> **Supplied records**:
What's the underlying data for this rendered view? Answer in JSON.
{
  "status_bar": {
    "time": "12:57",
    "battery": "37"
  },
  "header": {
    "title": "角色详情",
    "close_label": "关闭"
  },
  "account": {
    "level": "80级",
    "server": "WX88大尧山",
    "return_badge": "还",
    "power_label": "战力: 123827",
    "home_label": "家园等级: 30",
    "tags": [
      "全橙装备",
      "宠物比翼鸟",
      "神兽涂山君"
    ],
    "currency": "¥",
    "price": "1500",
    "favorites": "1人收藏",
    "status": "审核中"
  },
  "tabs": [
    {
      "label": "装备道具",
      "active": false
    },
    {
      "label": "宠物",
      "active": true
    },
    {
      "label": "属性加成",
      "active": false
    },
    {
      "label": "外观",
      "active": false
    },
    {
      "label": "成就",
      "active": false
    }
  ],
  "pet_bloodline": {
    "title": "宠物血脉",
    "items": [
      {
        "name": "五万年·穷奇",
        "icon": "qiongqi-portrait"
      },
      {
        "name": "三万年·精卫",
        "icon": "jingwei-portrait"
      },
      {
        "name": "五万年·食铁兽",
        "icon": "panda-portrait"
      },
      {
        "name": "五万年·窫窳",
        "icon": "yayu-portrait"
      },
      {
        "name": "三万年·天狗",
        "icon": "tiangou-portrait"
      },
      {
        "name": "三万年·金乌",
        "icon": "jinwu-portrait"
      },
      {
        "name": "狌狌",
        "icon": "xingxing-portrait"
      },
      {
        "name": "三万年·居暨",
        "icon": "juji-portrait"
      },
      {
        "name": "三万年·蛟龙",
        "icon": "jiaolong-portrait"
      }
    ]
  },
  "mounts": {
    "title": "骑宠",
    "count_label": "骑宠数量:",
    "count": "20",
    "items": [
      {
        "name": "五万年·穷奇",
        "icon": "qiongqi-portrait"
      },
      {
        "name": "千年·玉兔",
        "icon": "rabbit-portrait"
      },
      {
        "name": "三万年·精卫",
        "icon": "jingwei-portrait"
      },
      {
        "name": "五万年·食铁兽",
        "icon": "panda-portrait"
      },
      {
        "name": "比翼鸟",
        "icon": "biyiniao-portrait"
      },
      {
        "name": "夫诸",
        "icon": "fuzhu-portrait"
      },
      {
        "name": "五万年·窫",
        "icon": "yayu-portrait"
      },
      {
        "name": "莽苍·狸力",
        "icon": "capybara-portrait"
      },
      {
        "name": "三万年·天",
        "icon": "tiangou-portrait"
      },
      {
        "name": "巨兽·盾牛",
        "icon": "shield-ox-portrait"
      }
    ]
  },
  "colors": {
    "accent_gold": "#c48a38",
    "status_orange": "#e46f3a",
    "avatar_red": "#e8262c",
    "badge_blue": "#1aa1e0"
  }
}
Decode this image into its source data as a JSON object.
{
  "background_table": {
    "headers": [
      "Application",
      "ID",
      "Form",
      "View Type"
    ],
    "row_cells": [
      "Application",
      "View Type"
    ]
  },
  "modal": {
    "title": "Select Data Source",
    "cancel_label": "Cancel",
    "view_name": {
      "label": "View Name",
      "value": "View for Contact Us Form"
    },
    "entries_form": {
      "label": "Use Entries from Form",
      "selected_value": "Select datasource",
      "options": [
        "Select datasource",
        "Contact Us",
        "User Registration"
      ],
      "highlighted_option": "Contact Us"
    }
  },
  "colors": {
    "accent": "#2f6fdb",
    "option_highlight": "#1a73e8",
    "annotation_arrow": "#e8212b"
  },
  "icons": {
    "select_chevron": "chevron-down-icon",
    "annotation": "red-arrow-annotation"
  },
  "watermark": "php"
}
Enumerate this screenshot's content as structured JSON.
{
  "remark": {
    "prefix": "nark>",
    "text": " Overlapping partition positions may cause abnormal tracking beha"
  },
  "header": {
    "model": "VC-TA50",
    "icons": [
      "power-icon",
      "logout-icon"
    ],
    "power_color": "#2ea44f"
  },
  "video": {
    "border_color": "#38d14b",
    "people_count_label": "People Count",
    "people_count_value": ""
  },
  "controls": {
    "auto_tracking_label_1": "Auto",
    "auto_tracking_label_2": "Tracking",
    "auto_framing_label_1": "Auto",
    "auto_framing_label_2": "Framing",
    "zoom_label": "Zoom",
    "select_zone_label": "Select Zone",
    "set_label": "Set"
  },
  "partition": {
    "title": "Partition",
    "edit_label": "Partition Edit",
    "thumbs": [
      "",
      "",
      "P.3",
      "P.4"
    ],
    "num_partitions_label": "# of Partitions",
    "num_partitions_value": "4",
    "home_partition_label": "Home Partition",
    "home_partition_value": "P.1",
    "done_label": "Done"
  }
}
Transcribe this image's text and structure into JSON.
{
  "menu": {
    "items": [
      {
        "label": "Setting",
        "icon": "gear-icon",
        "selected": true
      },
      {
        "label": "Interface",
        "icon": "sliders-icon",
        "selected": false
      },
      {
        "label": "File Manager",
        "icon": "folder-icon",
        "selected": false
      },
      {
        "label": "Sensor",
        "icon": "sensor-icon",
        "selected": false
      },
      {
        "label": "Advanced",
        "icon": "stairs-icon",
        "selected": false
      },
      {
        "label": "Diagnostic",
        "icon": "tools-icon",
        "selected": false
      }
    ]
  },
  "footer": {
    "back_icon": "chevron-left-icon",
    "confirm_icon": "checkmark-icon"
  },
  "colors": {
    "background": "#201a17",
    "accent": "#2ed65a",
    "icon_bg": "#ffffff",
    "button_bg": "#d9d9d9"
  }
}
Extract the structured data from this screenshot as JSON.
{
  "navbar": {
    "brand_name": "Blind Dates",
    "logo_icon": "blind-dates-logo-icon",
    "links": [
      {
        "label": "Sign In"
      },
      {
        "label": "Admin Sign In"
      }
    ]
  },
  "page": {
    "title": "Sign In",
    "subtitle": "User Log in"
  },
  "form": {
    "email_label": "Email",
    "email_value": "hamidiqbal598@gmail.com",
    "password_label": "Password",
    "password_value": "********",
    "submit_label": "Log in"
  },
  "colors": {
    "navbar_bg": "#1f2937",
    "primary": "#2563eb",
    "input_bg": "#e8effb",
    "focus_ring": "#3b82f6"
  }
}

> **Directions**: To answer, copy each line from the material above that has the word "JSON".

> **Answer section**:
What's the underlying data for this rendered view? Answer in JSON.
Decode this image into its source data as a JSON object.
Enumerate this screenshot's content as structured JSON.
Transcribe this image's text and structure into JSON.
Extract the structured data from this screenshot as JSON.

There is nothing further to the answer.